Despite living in an age of unprecedented access to information, some cigar myths persist. By now most of us know that a great cigar does not have to be Cuban. But there are a handful of untruths that continue to plague blogs, cigar catalogs and message boards wherever aficionados congregate. Here is our list of the top three cigar myths as we’ve observed:
1. Pure white ash is the mark of a high-quality cigar.
We’re not sure how this one got started, but it’s entirely untrue. White ash is a sign of large deposits of phosphorous and calcium in the soil that the tobacco was grown in. Cigars with dark ash were grown in soil with lots of magnesium. It’s not rocket science, people. Cuban cigars, renowned for their quality, hardly ever have that blinding white ash since their soil does not contain much calcium. We hear there’s a lot of lithium in Cuban soil as well. Could that explain why their cigars “decrease abnormal activity in the brain” as those prescribed lithium seek to do? Nah, that description fits any good cigar. Now, if the ash isn’t white, black OR gray… you might have a problem.
2. Don’t light a cigar with anything other than a match, burning cedar or a butane torch.
Coming from a company that wants to sell you cigar accessories, it may be a shock for us to expose this myth, but that’s just what it is — a myth. Aficionados avoid Bic lighters, Zippos and kitchen matches like the plague. They’re afraid it will impart a nasty flavor to their smoke. If it does, they’re not lighting their cigar properly. The cardinal rule of the light is: don’t let the flame touch your cigar. The only way the flame can impart a fuel flavor to your tobacco is if you’re rolling your cigar around in it. Rather, the proper technique is to keep the flame just far enough from the foot to generate enough heat to get your stick burning.
This is not to say you shouldn’t buy a badass triple-torch lighter, it will certainly kick a Bic’s butt in functionality. As long as you’ve got the proper lighting technique, you’ve got nothing to worry about… except for the people laughing at you for using a gas station lighter on a $10 stick. But you’ll be chuckling on the inside knowing they’re compensating for a lack of something else…

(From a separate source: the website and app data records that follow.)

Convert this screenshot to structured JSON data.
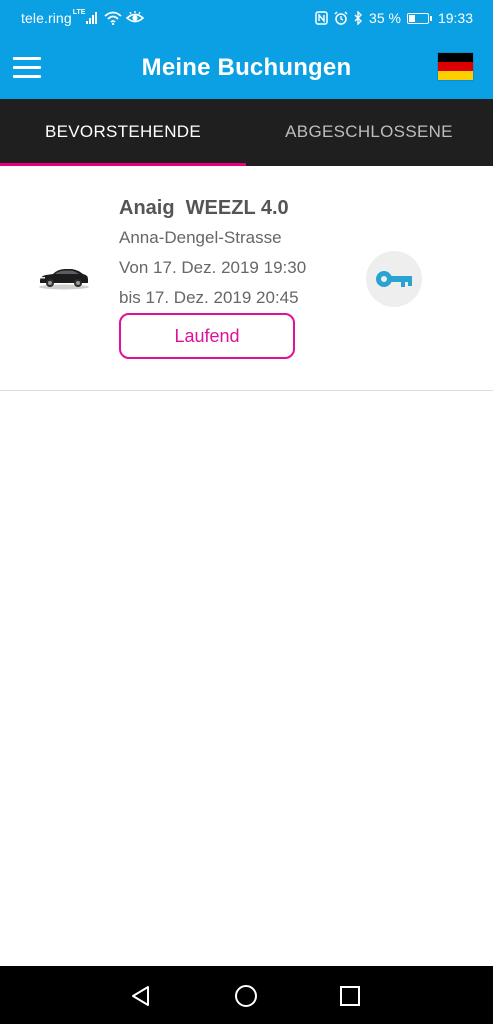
{
  "status_bar": {
    "carrier": "tele.ring",
    "network": "LTE",
    "battery_percent": "35 %",
    "battery_level": 0.35,
    "time": "19:33",
    "icons": [
      "signal-icon",
      "wifi-icon",
      "eye-icon",
      "nfc-icon",
      "alarm-icon",
      "bluetooth-icon",
      "battery-icon"
    ]
  },
  "app_bar": {
    "title": "Meine Buchungen",
    "menu_icon": "hamburger-menu-icon",
    "language_icon": "german-flag-icon",
    "flag_colors": [
      "#000000",
      "#dd0000",
      "#ffce00"
    ]
  },
  "tabs": [
    {
      "label": "BEVORSTEHENDE",
      "active": true
    },
    {
      "label": "ABGESCHLOSSENE",
      "active": false
    }
  ],
  "bookings": [
    {
      "title": "Anaig  WEEZL 4.0",
      "address": "Anna-Dengel-Strasse",
      "from": "Von 17. Dez. 2019 19:30",
      "until": "bis 17. Dez. 2019 20:45",
      "status": "Laufend",
      "vehicle_icon": "car-icon",
      "action_icon": "key-icon"
    }
  ],
  "colors": {
    "primary": "#0aa0e3",
    "tab_bar": "#1f1f1f",
    "accent": "#e6007e",
    "key_icon": "#2aa3d3"
  },
  "nav_bar": {
    "icons": [
      "back-icon",
      "home-icon",
      "recent-apps-icon"
    ]
  }
}
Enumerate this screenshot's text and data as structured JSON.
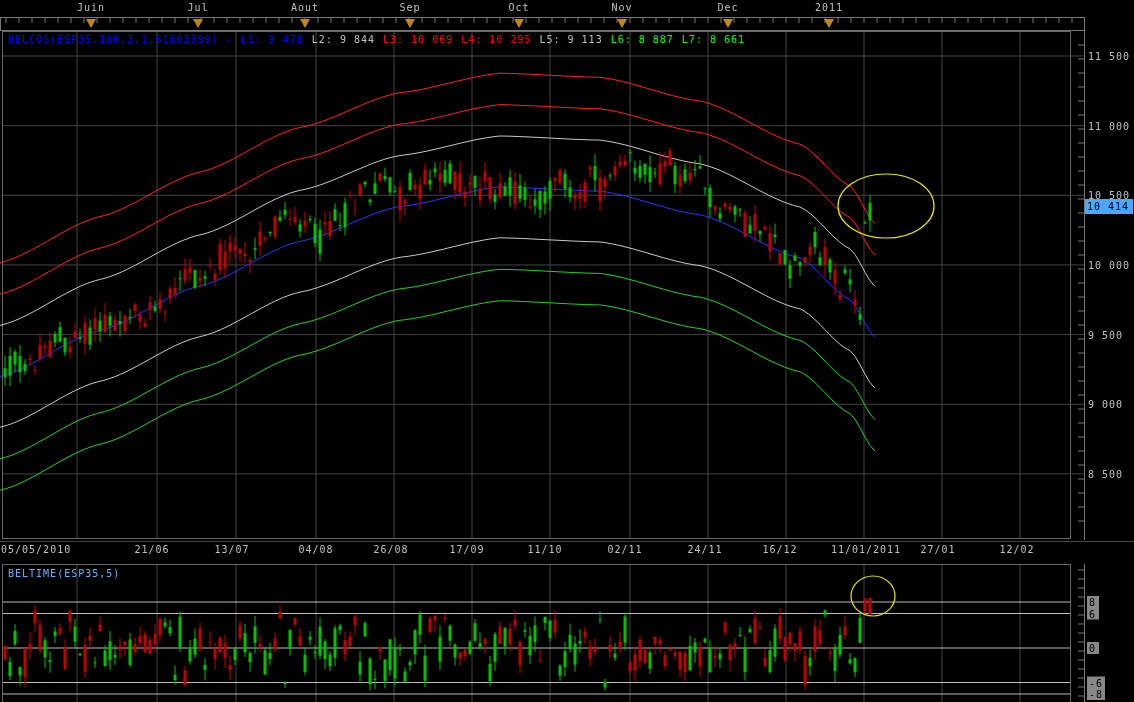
{
  "month_axis": {
    "labels": [
      "Juin",
      "Jul",
      "Aout",
      "Sep",
      "Oct",
      "Nov",
      "Dec",
      "2011"
    ]
  },
  "price_panel": {
    "legend": [
      {
        "text": "BELCOG(ESP35,180,3,1.61803399) -",
        "color": "#0000ff"
      },
      {
        "text": "L1: 9 478",
        "color": "#0000ff"
      },
      {
        "text": "L2: 9 844",
        "color": "#c0c0c0"
      },
      {
        "text": "L3: 10 069",
        "color": "#ff0000"
      },
      {
        "text": "L4: 10 295",
        "color": "#ff0000"
      },
      {
        "text": "L5: 9 113",
        "color": "#c0c0c0"
      },
      {
        "text": "L6: 8 887",
        "color": "#00ff00"
      },
      {
        "text": "L7: 8 661",
        "color": "#00ff00"
      }
    ],
    "y_labels": [
      "11 500",
      "11 000",
      "10 500",
      "10 000",
      "9 500",
      "9 000",
      "8 500"
    ],
    "last_price": "10 414"
  },
  "date_axis": [
    "05/05/2010",
    "21/06",
    "13/07",
    "04/08",
    "26/08",
    "17/09",
    "11/10",
    "02/11",
    "24/11",
    "16/12",
    "11/01/2011",
    "27/01",
    "12/02"
  ],
  "oscillator_panel": {
    "legend": "BELTIME(ESP35,5)",
    "y_labels": [
      "8",
      "6",
      "0",
      "-6",
      "-8"
    ]
  }
}
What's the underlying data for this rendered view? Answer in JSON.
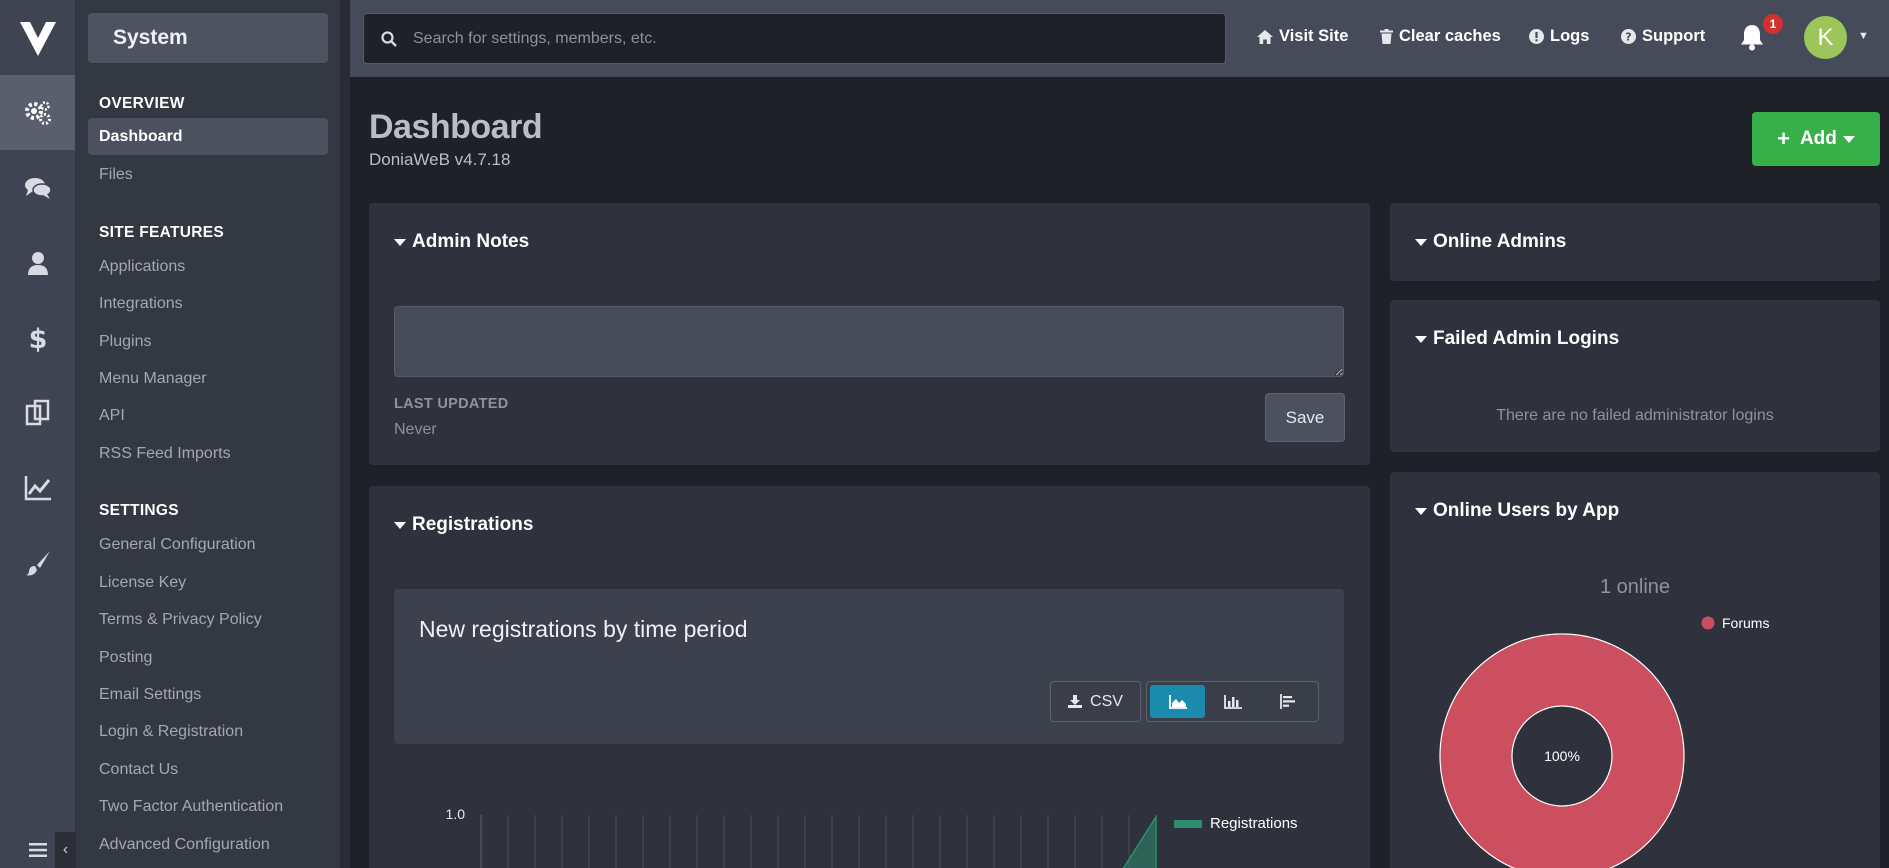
{
  "sidebar": {
    "system_label": "System",
    "sections": [
      {
        "heading": "OVERVIEW",
        "items": [
          "Dashboard",
          "Files"
        ]
      },
      {
        "heading": "SITE FEATURES",
        "items": [
          "Applications",
          "Integrations",
          "Plugins",
          "Menu Manager",
          "API",
          "RSS Feed Imports"
        ]
      },
      {
        "heading": "SETTINGS",
        "items": [
          "General Configuration",
          "License Key",
          "Terms & Privacy Policy",
          "Posting",
          "Email Settings",
          "Login & Registration",
          "Contact Us",
          "Two Factor Authentication",
          "Advanced Configuration"
        ]
      }
    ],
    "active_item": "Dashboard"
  },
  "rail": {
    "icons": [
      "gears-icon",
      "chat-icon",
      "user-icon",
      "dollar-icon",
      "copy-icon",
      "chart-line-icon",
      "brush-icon"
    ],
    "active_icon": "gears-icon"
  },
  "topbar": {
    "search_placeholder": "Search for settings, members, etc.",
    "links": {
      "visit_site": "Visit Site",
      "clear_caches": "Clear caches",
      "logs": "Logs",
      "support": "Support"
    },
    "notification_count": "1",
    "avatar_initial": "K"
  },
  "page": {
    "title": "Dashboard",
    "subtitle": "DoniaWeB v4.7.18",
    "add_label": "Add"
  },
  "admin_notes": {
    "title": "Admin Notes",
    "last_updated_label": "LAST UPDATED",
    "last_updated_value": "Never",
    "save_label": "Save"
  },
  "registrations": {
    "title": "Registrations",
    "chart_title": "New registrations by time period",
    "csv_label": "CSV"
  },
  "online_admins": {
    "title": "Online Admins"
  },
  "failed_logins": {
    "title": "Failed Admin Logins",
    "empty_text": "There are no failed administrator logins"
  },
  "online_users": {
    "title": "Online Users by App",
    "count_text": "1 online",
    "percent_label": "100%"
  },
  "chart_data": [
    {
      "type": "area",
      "title": "",
      "series": [
        {
          "name": "Registrations",
          "color": "#2e8b6e"
        }
      ],
      "y_tick_labels": [
        "1.0"
      ],
      "legend_position": "top-right"
    },
    {
      "type": "pie",
      "title": "1 online",
      "categories": [
        "Forums"
      ],
      "values": [
        100
      ],
      "colors": [
        "#cc4f5f"
      ],
      "data_labels": [
        "100%"
      ],
      "legend_position": "top-right"
    }
  ],
  "colors": {
    "accent_green": "#38b04a",
    "accent_blue": "#1a8aad",
    "badge_red": "#d0312d",
    "pie_red": "#cc4f5f"
  }
}
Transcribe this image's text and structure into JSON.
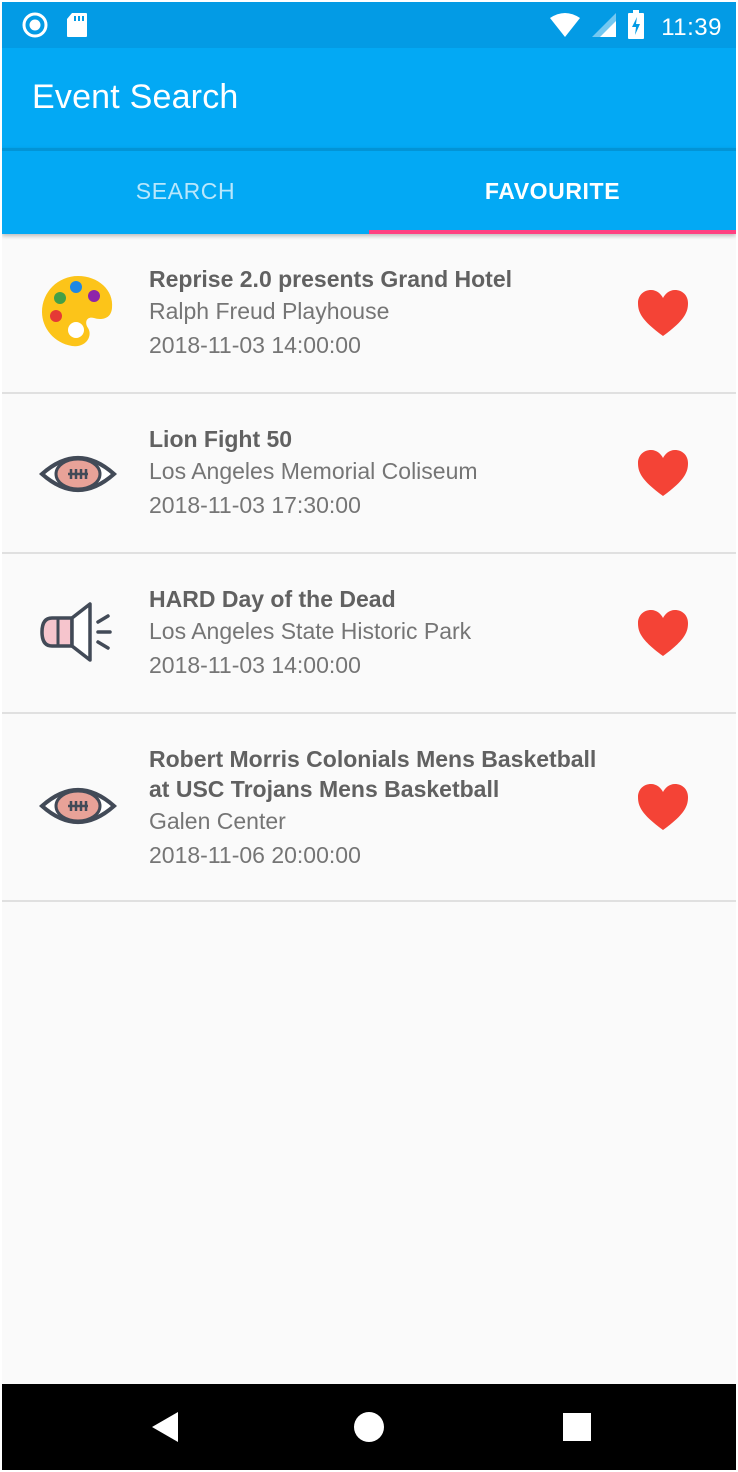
{
  "status_bar": {
    "time": "11:39",
    "left_icons": [
      "notification-circle-icon",
      "sd-card-icon"
    ],
    "right_icons": [
      "wifi-icon",
      "cell-signal-icon",
      "battery-charging-icon"
    ]
  },
  "app_bar": {
    "title": "Event Search"
  },
  "tabs": [
    {
      "label": "SEARCH",
      "active": false
    },
    {
      "label": "FAVOURITE",
      "active": true
    }
  ],
  "favourites": [
    {
      "icon": "palette-icon",
      "title": "Reprise 2.0 presents Grand Hotel",
      "venue": "Ralph Freud Playhouse",
      "date": "2018-11-03 14:00:00",
      "favourited": true
    },
    {
      "icon": "football-icon",
      "title": "Lion Fight 50",
      "venue": "Los Angeles Memorial Coliseum",
      "date": "2018-11-03 17:30:00",
      "favourited": true
    },
    {
      "icon": "megaphone-icon",
      "title": "HARD Day of the Dead",
      "venue": "Los Angeles State Historic Park",
      "date": "2018-11-03 14:00:00",
      "favourited": true
    },
    {
      "icon": "football-icon",
      "title": "Robert Morris Colonials Mens Basketball at USC Trojans Mens Basketball",
      "venue": "Galen Center",
      "date": "2018-11-06 20:00:00",
      "favourited": true
    }
  ],
  "colors": {
    "primary": "#03a9f4",
    "primary_dark": "#039be5",
    "accent": "#ff4081",
    "heart": "#f44336"
  },
  "nav_bar": [
    "back-icon",
    "home-icon",
    "recents-icon"
  ]
}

3. Licking the cigar is necessary to keep the wrapper intact.
This myth goes back to the days when quality assurance on cigars was in its infancy. About a century ago people wet the tip of their cigar every time to make sure the wrapper stayed together. But these cigars were rarely properly humidified. Today’s cigars, for the most part, are conditioned well and no licking is necessary. It can’t hurt the cigar unless you absolutely soak it in saliva, but it might gross your friends out.